Halloween mixtape hot tip #4: When in doubt, go goth. Goth is basically Halloween disco music made for and by people who tirelessly celebrate the holiday pretty much every day of the year, amirite? Even on Christmas. Lately there's been a delicious resurgence of gloomy gothic pop dance jams inspired by 80's goth/darkwave/ethereal/coldwave and 90's electroclash and stuff. I dunno, I heard some hippers referring to some of it as witch house. Call it what you will, just get some of that crispy darkness and cut it into your mix. Check out Zola Jesus, Salem, Tamaryn...even a little Grimes will do really. A co-worker put on Trust's TRST at the other day, wondering if gothy synthpop was a bit much for a daytime Amoeba sales floor soundtrack. I immediately snagged it for my mix, "Chrissy E" did it for me.
Trust - "Chrissy E"
Halloween mixtape hot tip #5: You probably already know this but the "Monster Mash" is the best song in the history of songs. Bobby "Boris" Pickett's perennial holiday jam just never gets old which is perhaps why it's been covered by the likes of the Beach Boys to The Smashing Pumpkins. Even the Misfits who are in no way short on patent Halloween mixtape material once took a stab at the "Monster Mash". Horror host John Zacherle also honed is own cover on his Halloween novelty album Dinner with Drac in 1958 (recently reissued on CD as a two-fer with his Scary Tales record and other sundry bonus content, just in time for Halloween 2012), but the title track, "Dinner with Drac, Pt. 1", is the perfect alternative to rehashing "Monster Mash" many times over, cover after cover.
John Zacherle - Dinner with Drac, Pt. 1"
Halloween mixtape hot tip #6: A fog of extra dense bass and heaps of Halloween samples and sound effects creep forth from this chunky fat plate o' dub known as Tino's Breaks 6 - Hallowe'en Dub. I've gotten a lot of Halloween mixtape mileage out of this spooky slice of seasonal delight. Chock full of snippets from old Disney records, some choice Vincent Price sound bites and the usual suspects of dollar bin SFX wax, this record offers much in the way of transitioning between oddments when live mixing a Halloween party or putting the party down on tape (or CD or even MD or what have you). My favorites are the opening track "Bats in my Belfry", "It's Halloween Dub" and "Doomsday Dub" (below). If you come across this record on vinyl and you love Halloween, snatch it up! It's a rare find nowadays.

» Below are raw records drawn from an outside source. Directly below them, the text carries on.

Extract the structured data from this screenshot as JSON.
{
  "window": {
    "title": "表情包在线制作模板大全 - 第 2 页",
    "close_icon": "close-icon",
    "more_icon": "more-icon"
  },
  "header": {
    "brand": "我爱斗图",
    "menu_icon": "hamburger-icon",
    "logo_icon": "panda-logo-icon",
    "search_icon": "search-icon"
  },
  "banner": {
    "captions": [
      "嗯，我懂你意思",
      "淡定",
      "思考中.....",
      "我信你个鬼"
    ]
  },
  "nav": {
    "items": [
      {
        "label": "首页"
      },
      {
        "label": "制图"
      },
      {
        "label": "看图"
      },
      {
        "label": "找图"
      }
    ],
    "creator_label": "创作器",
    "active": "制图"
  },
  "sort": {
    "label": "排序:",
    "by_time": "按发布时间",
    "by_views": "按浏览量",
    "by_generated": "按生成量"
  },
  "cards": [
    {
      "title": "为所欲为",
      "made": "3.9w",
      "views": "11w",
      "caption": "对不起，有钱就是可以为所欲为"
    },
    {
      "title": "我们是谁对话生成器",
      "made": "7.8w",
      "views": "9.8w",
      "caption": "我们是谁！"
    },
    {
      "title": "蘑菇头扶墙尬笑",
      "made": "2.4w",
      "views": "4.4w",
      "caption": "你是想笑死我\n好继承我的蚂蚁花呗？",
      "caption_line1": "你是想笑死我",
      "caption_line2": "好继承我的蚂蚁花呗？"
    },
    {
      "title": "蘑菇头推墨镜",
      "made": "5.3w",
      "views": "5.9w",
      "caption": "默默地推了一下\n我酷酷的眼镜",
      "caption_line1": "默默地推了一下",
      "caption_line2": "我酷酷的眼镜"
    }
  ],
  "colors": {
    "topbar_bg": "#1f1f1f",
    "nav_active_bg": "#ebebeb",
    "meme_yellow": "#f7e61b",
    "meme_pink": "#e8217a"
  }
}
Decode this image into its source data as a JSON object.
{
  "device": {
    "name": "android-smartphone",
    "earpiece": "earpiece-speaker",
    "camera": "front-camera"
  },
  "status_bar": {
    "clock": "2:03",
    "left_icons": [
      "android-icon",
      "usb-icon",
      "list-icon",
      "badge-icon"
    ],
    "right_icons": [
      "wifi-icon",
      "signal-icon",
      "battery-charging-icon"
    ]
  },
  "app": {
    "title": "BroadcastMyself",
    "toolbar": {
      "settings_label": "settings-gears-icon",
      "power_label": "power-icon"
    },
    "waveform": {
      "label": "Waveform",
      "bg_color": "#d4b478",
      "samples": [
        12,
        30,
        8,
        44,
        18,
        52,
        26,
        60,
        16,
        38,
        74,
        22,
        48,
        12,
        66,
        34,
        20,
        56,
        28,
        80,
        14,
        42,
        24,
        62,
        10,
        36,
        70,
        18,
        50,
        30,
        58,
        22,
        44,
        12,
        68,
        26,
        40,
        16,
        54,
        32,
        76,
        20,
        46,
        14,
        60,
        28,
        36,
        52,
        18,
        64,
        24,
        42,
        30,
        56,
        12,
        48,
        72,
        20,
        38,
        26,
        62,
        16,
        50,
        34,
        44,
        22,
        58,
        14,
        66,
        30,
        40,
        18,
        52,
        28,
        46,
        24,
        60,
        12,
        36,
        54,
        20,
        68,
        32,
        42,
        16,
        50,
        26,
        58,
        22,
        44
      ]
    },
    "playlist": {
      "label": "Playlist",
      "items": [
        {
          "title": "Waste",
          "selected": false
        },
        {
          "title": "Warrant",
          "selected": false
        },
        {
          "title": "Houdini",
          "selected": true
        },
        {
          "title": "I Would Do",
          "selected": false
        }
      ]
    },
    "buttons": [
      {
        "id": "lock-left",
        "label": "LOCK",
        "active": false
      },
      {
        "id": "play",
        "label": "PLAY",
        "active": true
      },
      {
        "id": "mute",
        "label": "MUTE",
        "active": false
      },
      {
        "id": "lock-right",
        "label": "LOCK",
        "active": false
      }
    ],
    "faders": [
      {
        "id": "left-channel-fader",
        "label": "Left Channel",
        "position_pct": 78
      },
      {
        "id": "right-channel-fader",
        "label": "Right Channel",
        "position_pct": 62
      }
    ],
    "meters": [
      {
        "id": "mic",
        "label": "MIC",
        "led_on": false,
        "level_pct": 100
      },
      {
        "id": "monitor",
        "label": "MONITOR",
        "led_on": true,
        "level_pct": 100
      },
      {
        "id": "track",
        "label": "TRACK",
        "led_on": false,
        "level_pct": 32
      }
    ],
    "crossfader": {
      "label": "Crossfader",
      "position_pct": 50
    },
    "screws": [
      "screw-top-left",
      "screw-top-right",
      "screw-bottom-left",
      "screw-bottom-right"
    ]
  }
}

Halloween mixtape hot tip #7: TV themes are go! I'm a glutton for nostalgia and novelty and nothing improves a Halloween mix more than a heady dose of spooky movie/TV soundtrack fare. Even most Sci Fi themes, like that of the Invaders or Dr. Who, can find a place in any thoughtful Halloween mix. But you don't necessarily need to keep it in the Addam's Family realm of obvious cuts, stretch out with one of the many collections of international horror proffered by the Finders Keepers/B-Music label or strike out on a sinister soundtrack safari of your own! This year I'm including the retro intro theme song for Ge Ge Ge no Kintarou -- a 1960's Japanese cartoon about a boy creature and all his kooky monster friends in the graveyard. Sometimes it's not about what you find or how you find it, it just finds you. Happy Halloween!